twzFileWatch :: ReadMe - OVERVIEW v3.1.2 2016-08-23
WHAT'S IT FOR?
twzFileWatch notifies you when it detects any changes to your files.
aaReadMe.txt ................. overview (this file)
twzFileWatch-doc.txt ......... class reference; explains all the features
twzFileWatch.class.php ....... the twzFileWatch class
twzFileWatch.class.mini.php .. a minified version of twzFileWatch.class.php
twzFW-example.php ............ sample calling script
GPL.txt ...................... software licence
FolderPerms.php .............. companion script; shows directory permissions
twzFileWatchMGA.class.php .... example of changing the email send method
To use twzFileWatch, the only files you need on your server are:
(2) your own calling script, based on twzFW-example.php
All the other files in this package are documentation and examples to help you
make the most of twzFileWatch.
If you are upgrading from an earlier version of twzFileWatch, please read the
UPGRADING section at the bottom of this file.
The calling script (eg twzFW-example.php) sets up your required options, and
creates an instance of the twzFileWatch class. Your calling script can be run in
various ways - your choice. For example:
1. Run as a cron job. The script will run automatically at the times specified
by you, regardless of any other activity on your site.
2. Called manually/bookmark via HTTP. You can open the script in your browser
whenever you want to check for changes.
3. Called by another script using HTTP; the other script could be initiated manually,
or could be running as a cron job. See also: 'MULTIPLE SITES' section below.
4. @INCLUDEd in specific pages, or all pages on a site. The script will only check
for changes when someone visits the page where the script is included.

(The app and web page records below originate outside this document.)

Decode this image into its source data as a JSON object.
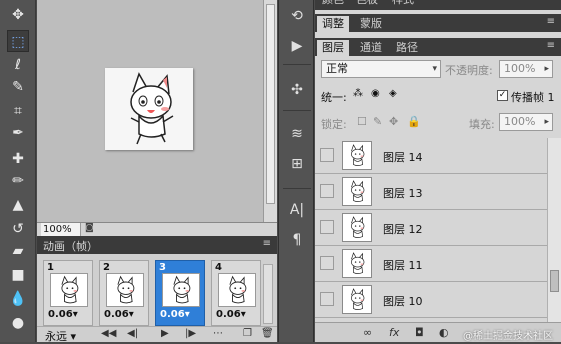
{
  "toolbar": {
    "tools": [
      "move-icon",
      "rect-marquee-icon",
      "lasso-icon",
      "quick-select-icon",
      "crop-icon",
      "eyedropper-icon",
      "healing-brush-icon",
      "brush-icon",
      "clone-stamp-icon",
      "history-brush-icon",
      "eraser-icon",
      "gradient-icon",
      "blur-icon",
      "dodge-icon"
    ]
  },
  "canvas": {
    "zoom": "100%"
  },
  "animation": {
    "panel_title": "动画（帧）",
    "frames": [
      {
        "num": "1",
        "delay": "0.06"
      },
      {
        "num": "2",
        "delay": "0.06"
      },
      {
        "num": "3",
        "delay": "0.06"
      },
      {
        "num": "4",
        "delay": "0.06"
      }
    ],
    "selected_frame": 3,
    "loop": "永远"
  },
  "panels": {
    "top_tabs": [
      "颜色",
      "色板",
      "样式"
    ],
    "adjust_tabs": [
      "调整",
      "蒙版"
    ],
    "layer_tabs": [
      "图层",
      "通道",
      "路径"
    ],
    "blend_mode": "正常",
    "opacity_label": "不透明度:",
    "opacity_value": "100%",
    "unify_label": "统一:",
    "propagate_label": "传播帧 1",
    "lock_label": "锁定:",
    "fill_label": "填充:",
    "fill_value": "100%",
    "layers": [
      {
        "name": "图层 14"
      },
      {
        "name": "图层 13"
      },
      {
        "name": "图层 12"
      },
      {
        "name": "图层 11"
      },
      {
        "name": "图层 10"
      }
    ],
    "watermark": "@稀土掘金技术社区"
  }
}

You can set
minInterval to avoid excess server load on busy sites. This option is not recommended
for checking more than a few hundred files, as it could cause a noticable delay
in page loading times. Also be aware that the minInterval check may cause the script
to die() - so make sure it's the last thing on the page, preferably after the
closing </html> tag!
twzFileWatch uses PHP's mail() function to send email.
Some web hosts (particularly shared hosting) have restrictions on allowing emails
being sent from the hosting server. If this is a problem for you, you can extend
the twzFileWatch class to replace its _emailSend() method, and send email by some
custom or 3rd party method. For an example of this (using the Mailgun API), see
TOO MANY FILES?
In some cases FileWatch may exceed its permitted execution time, particularly
if it's checking many thousands of files, or you have called useChecksums()
with many files.
There are several possible soutions to this; for example:
You might use multiple calling scripts, each one checking a subset of the files.
Each calling script would have its own CheckFolder, SaveFile and other settings.
To avoid having to add a new cron job for each calling script, a better solution
might be to write a single calling script that runs FileWatch with different
settings depending on the time of day. A single cron job could be set up to run
at say 2am, 3am and 4am. Your calling script could then decide which 'fileset'
to check each run. Because each 'fileset' must use a different SaveFile, your
script could also decide which set to run based on the oldest SaveFile.
If you manage several web sites and want them all checked by twzFileWatch, you
will need to upload the twzFileWatch class and a calling script to each site.
However you can avoid having to create a cron job for each site by making a script
that polls the calling script on each site in turn. That way, you only need to
create one cron job for this 'master' script, and when run it will call twzFileWatch
on all of your sites.
To do this, the calling script on each site needs to be web-accessible (ie located
somewhere under public_html), and must send the results via email (ie not echoed
to the screen).
The sample master script below shows how you could implement this. You just need
to put the URL of all your calling scripts into the $FWscript array.
The sample script calls each URL, then immediately closes the connection so it
doesn't have to wait for the result. It also sends a close=yes parameter to
twzFileWatch, which will detect this and disconnect itself from the master script,
but continue running.
//------------------------------------------------ sample script ----
// Poll filewatch on multiple sites
foreach($FWscript as $ThisScript)
$fp = fsockopen($parts['host'],
isset($parts['port']) ? $parts['port'] : 80,
$errno, $errstr, 30);
$out = "GET ".$parts['path']."?close=yes HTTP/1.1\r\n"
."Host: ".$parts['host']."\r\n"."Connection: Close\r\n\r\n";
echo 'Called '.$ThisScript."<br />\r\n";
If you're upgrading from twzFileWatch v3.0 or earlier and you were using
twzFileWatch logging, you should be aware of some changes that may affect your
current calling script.
Previously, the full result was being written to the log file. Now the default
is a single line summary per run; if you still want the full result logged, you
should call the logFile() method with 'full' LogStyle.
The new logFile() method replaces these old methods, which are no longer available:
logFileBase(), logName() and logDate().
For further information, see twzFileWatch-doc.txt